- [What is required]:
The material must be repeated exactly, with every line intact.
** Provided data follows **
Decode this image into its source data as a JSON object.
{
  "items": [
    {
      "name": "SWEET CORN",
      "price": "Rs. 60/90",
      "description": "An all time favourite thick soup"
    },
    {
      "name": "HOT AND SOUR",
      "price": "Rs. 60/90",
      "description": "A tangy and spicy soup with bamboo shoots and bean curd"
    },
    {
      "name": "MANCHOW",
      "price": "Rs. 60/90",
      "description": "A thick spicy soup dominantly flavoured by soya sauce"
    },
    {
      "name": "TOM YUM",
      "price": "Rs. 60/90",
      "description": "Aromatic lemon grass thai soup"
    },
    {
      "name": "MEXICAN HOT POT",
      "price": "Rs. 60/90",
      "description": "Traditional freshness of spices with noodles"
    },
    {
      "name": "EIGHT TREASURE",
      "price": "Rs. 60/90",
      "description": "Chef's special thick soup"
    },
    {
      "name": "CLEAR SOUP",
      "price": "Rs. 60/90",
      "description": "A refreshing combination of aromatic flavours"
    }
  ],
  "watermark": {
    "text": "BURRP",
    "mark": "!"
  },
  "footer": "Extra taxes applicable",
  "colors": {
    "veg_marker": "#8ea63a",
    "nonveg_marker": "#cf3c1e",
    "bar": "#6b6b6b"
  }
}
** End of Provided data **
- [Written answer]:
Decode this image into its source data as a JSON object.
{
  "items": [
    {
      "name": "SWEET CORN",
      "price": "Rs. 60/90",
      "description": "An all time favourite thick soup"
    },
    {
      "name": "HOT AND SOUR",
      "price": "Rs. 60/90",
      "description": "A tangy and spicy soup with bamboo shoots and bean curd"
    },
    {
      "name": "MANCHOW",
      "price": "Rs. 60/90",
      "description": "A thick spicy soup dominantly flavoured by soya sauce"
    },
    {
      "name": "TOM YUM",
      "price": "Rs. 60/90",
      "description": "Aromatic lemon grass thai soup"
    },
    {
      "name": "MEXICAN HOT POT",
      "price": "Rs. 60/90",
      "description": "Traditional freshness of spices with noodles"
    },
    {
      "name": "EIGHT TREASURE",
      "price": "Rs. 60/90",
      "description": "Chef's special thick soup"
    },
    {
      "name": "CLEAR SOUP",
      "price": "Rs. 60/90",
      "description": "A refreshing combination of aromatic flavours"
    }
  ],
  "watermark": {
    "text": "BURRP",
    "mark": "!"
  },
  "footer": "Extra taxes applicable",
  "colors": {
    "veg_marker": "#8ea63a",
    "nonveg_marker": "#cf3c1e",
    "bar": "#6b6b6b"
  }
}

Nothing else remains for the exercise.